While researchers continue their studies on the effectiveness of stem cell therapy in treating diseases, a new case has shown stem cells saving a man with Duchenne Muscular Dystrophy (DMD). For the first time, a 26-year-old patient from Lucknow has survived DMD by regularly taking stem cells for the last five years.
Usually, the children suffering from DMD die of Cardio-respiratory failure. But this patient has not lost muscle power in the last five years and heart and lung muscles and the upper half of the body are working well with the stem-cell therapy. The surgeon who is treating this patient Dr B.S Rajput says DMD is a type of muscular dystrophy and is a genetic disorder which is very difficult to treat. Autologous (from your own body) bone marrow cell transplant or stem cell therapy in such cases was started in Mumbai about ten years back. He also added that he had treated several hundred DMD patients. Recently this combination protocol was published in the International Journal of Embryology and stem cell research.

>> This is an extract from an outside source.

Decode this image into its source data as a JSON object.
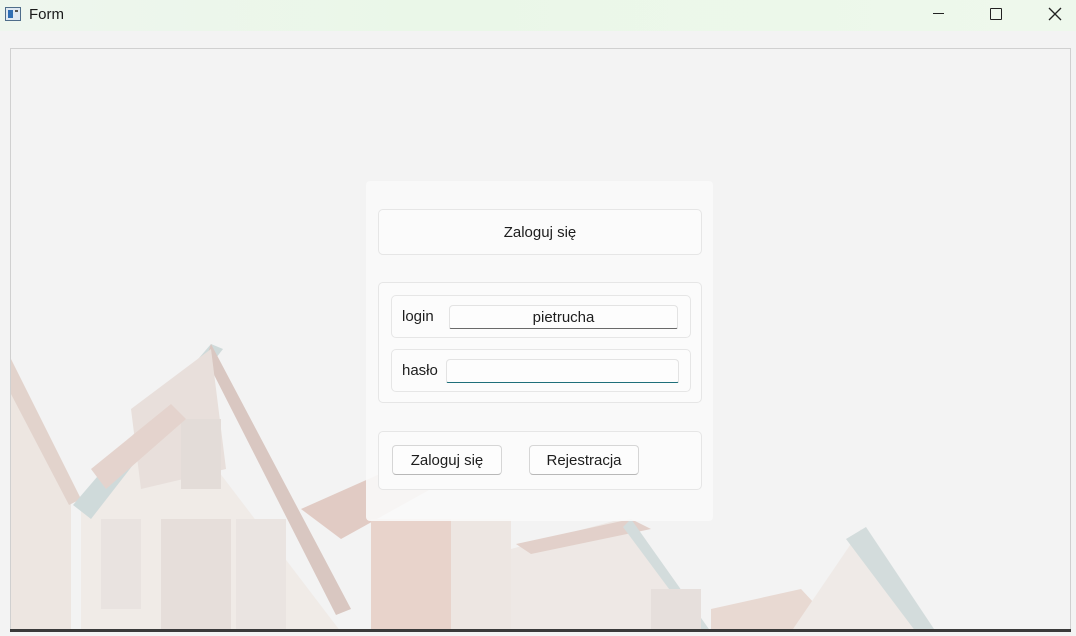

According to Dr Rajput who was recently appointed as visiting professor at GSVM Medical College, Kanpur, this disease is endemic in eastern UP, especially Azamgarh, Jaunpur, Ballia and some of the adjoining districts of Bihar, and one out of every 3,500 male children, suffers from the disease. Yet, it is not given as much attention as it should be.
Though patients in Uttar Pradesh and Bihar get financial support from the Chief Minister’s Relief Funds, the treatment of autologous bone marrow cell transplant is not included in the package list of Ayushman Bharat scheme, which deprives many of getting the treatment.
The patient’s father said his son has maintained well with this treatment and even started earning by working on computers.
What is DMD?
Duchenne Muscular Dystrophy (DMD) is a rare, severe neuromuscular disease that affecting males and typically begins before five years of age. It is characterized by progressive muscle weakness affecting multiple body systems. The child’s motor milestones may be at the upper limits of normal, or they may be slightly delayed caused by either inherent muscle weakness, or from brain involvement. Psychometric studies show a definitively lower IQ in patients with DMD.
In addition to mental deficits, another milestone delay is the patient’s age at ambulation. Children with Duchenne MD usually do not begin to walk until about age 18 months or later.
Early features include:
- Gait abnormality classically is a waddling (due to weakness in the gluteus maximus and gluteus medius muscles and the patient’s inability to support a single-leg stance)
- Wide-based gait with hyperlordosis of the lumbar spine and toe walking.
- The child leans the body towards the other side to balance the centre of gravity, and the motion is repeated with each step.
- Hip extensor weakness; causing forward tilt of the pelvis, leading to a hyperlordosis of the spine to maintain posture.
- The Gower sign: Resulting from weakness in the child’s proximal hip muscles. To get up from a sitting or supine position, the child must first become prone to the elbows and knees. Next, the knees and elbows are extended to raise the body. Then, the hands and feet are gradually brought together to move the body’s centre of gravity over the legs. At this point, the child may release one hand at a time and support it on the knee as he or she crawls up their legs to achieve an upright position. Though Gower sign is classical in DMD, it is not pathognomic of disease.
Prognosis of the disease is always poor. Despite modern advances in gene therapy and molecular biology, MD remains incurable. With proper care and attention, patients have a better quality of life than they would otherwise, but most still die by the age of 30 years, usually as a result of cardiopulmonary failure.
Source: ET Healthworld